[Component data from apps and pages]
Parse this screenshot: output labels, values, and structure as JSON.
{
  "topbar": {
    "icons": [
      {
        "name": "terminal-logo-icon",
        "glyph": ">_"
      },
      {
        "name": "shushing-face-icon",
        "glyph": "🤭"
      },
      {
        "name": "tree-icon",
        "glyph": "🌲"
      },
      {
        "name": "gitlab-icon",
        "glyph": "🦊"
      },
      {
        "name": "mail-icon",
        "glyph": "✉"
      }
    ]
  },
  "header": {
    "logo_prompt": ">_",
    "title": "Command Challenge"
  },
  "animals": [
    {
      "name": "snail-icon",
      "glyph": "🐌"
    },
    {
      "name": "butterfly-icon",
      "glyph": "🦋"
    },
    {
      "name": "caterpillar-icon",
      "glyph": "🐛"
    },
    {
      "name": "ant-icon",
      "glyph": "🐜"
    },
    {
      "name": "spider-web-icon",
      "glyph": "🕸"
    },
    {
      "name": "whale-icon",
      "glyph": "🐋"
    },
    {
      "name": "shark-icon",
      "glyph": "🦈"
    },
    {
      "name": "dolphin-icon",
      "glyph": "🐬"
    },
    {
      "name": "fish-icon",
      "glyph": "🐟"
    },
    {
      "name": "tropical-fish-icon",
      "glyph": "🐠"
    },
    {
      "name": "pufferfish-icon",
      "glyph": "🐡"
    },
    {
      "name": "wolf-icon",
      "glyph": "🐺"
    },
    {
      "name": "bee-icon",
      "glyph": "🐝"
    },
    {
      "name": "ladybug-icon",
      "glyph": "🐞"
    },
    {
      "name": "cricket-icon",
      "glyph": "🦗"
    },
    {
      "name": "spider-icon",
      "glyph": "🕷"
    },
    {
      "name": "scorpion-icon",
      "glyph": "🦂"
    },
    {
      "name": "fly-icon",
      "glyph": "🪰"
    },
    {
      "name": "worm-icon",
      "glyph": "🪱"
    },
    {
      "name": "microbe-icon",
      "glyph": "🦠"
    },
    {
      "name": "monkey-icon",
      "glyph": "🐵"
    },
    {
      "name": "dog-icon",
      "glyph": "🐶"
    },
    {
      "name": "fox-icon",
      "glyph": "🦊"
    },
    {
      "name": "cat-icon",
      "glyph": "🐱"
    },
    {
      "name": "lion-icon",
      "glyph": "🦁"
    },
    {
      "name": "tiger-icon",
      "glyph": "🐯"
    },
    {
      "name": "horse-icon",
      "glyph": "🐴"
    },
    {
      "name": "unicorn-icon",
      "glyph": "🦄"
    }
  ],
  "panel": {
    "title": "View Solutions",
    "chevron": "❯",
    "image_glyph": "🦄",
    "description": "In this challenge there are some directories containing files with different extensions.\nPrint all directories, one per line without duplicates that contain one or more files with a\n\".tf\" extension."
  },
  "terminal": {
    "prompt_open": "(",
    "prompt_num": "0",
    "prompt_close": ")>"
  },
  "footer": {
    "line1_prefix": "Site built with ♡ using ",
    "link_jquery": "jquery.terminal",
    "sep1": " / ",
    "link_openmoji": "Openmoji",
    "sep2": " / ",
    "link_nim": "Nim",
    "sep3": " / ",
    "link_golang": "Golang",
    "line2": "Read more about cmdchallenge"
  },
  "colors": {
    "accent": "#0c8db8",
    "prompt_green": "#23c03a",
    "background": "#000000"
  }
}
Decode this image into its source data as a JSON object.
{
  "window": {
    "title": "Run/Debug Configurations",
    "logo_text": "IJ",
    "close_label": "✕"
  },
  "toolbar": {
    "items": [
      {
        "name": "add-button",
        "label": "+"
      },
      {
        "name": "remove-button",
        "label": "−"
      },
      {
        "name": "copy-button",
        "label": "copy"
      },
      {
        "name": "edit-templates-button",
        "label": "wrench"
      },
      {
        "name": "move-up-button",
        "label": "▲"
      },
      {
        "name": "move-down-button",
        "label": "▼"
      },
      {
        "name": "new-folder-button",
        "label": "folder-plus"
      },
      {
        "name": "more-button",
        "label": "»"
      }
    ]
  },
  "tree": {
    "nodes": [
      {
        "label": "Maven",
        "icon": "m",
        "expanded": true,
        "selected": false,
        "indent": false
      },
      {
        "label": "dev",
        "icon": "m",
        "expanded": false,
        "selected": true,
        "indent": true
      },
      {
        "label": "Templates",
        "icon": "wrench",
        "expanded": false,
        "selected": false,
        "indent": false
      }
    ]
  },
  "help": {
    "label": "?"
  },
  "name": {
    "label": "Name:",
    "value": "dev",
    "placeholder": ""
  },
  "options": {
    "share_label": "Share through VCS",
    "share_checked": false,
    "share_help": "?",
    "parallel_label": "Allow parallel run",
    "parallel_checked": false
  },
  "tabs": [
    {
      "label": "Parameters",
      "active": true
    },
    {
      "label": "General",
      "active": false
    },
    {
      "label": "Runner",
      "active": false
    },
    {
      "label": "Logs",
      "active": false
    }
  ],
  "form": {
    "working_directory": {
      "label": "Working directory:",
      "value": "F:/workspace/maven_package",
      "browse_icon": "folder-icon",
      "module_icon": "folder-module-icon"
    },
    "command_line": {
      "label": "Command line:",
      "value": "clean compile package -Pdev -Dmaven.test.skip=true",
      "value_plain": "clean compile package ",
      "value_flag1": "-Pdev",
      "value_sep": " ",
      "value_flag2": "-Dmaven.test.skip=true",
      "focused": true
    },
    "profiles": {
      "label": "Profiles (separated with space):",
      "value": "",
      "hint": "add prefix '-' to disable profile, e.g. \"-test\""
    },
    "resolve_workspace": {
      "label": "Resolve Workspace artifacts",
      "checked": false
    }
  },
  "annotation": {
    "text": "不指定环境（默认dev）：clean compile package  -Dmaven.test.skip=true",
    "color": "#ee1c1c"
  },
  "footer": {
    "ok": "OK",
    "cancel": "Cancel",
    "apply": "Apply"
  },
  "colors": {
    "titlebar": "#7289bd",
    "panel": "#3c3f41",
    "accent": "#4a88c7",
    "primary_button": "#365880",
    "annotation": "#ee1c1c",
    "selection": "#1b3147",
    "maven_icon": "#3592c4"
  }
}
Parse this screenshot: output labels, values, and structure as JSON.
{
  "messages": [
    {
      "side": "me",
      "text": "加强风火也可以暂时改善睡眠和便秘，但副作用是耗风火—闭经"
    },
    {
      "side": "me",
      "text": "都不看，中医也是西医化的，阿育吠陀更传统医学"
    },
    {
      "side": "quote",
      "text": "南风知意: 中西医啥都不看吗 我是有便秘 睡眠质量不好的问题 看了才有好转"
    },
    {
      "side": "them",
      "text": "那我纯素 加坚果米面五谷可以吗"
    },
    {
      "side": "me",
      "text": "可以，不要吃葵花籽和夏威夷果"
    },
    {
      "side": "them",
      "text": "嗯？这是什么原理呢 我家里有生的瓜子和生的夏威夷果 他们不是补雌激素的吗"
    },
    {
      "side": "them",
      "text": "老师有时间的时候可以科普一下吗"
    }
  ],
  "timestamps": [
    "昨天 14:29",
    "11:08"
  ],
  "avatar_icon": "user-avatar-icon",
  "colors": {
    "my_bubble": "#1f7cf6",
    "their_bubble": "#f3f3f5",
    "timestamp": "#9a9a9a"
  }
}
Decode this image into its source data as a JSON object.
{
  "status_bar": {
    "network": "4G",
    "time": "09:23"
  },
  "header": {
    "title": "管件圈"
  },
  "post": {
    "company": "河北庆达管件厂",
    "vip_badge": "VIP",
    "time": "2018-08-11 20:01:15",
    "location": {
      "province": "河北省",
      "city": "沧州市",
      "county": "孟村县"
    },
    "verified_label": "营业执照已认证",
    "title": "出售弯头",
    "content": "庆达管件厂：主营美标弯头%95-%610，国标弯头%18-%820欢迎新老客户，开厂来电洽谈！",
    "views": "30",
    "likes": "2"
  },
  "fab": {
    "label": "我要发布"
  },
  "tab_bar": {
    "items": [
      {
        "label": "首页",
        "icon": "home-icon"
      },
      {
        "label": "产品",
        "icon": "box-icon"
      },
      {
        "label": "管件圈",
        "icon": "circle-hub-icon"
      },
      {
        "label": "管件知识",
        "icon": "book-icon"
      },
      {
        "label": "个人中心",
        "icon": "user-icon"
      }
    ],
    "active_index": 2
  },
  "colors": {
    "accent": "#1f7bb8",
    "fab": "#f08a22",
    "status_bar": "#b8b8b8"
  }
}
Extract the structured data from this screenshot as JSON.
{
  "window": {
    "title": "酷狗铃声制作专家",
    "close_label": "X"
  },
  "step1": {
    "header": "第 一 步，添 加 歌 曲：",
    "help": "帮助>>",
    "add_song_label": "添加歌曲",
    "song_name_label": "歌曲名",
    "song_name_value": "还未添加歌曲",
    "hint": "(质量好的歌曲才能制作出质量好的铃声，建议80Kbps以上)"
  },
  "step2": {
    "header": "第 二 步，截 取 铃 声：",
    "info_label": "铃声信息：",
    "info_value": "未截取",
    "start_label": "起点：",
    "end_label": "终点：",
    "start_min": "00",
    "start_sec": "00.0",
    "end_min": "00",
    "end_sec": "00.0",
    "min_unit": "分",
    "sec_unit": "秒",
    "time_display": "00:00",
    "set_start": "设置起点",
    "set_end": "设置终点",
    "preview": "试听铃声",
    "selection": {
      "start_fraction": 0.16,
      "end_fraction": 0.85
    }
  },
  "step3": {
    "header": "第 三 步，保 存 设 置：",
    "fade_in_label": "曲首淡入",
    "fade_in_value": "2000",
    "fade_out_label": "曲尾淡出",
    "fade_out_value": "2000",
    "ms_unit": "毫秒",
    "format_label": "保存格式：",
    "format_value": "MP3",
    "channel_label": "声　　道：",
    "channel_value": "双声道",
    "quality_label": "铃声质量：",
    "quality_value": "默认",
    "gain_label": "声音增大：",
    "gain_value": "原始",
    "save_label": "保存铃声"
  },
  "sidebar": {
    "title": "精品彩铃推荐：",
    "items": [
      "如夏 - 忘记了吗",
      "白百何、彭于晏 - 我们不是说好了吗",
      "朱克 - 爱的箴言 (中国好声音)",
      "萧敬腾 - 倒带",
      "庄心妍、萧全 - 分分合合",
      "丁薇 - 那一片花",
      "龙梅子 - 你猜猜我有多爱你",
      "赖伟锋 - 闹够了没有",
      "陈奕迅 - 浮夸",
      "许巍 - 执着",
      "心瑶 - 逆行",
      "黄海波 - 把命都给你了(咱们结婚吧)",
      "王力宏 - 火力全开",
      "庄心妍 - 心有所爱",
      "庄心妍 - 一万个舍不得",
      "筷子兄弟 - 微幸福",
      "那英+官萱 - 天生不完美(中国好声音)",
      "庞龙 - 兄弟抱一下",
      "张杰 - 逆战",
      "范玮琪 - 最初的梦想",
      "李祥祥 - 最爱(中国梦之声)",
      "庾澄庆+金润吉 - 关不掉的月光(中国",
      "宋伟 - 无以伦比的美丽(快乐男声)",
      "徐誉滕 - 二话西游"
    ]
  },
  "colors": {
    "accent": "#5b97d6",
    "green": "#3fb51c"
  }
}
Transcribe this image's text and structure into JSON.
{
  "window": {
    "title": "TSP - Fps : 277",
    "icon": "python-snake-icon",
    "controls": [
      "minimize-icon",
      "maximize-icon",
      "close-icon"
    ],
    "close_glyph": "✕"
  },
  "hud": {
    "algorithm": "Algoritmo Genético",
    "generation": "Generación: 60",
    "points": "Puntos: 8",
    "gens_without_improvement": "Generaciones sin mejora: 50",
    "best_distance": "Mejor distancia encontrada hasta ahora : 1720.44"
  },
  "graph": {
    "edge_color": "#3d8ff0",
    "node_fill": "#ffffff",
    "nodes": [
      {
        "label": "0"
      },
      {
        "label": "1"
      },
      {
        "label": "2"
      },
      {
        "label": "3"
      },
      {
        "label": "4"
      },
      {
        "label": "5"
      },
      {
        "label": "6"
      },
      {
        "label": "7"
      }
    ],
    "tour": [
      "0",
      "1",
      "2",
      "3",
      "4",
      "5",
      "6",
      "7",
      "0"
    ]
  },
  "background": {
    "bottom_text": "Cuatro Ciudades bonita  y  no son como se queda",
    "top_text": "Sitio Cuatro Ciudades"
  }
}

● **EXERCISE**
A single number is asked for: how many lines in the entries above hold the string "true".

● **WORKED SOLUTION**
8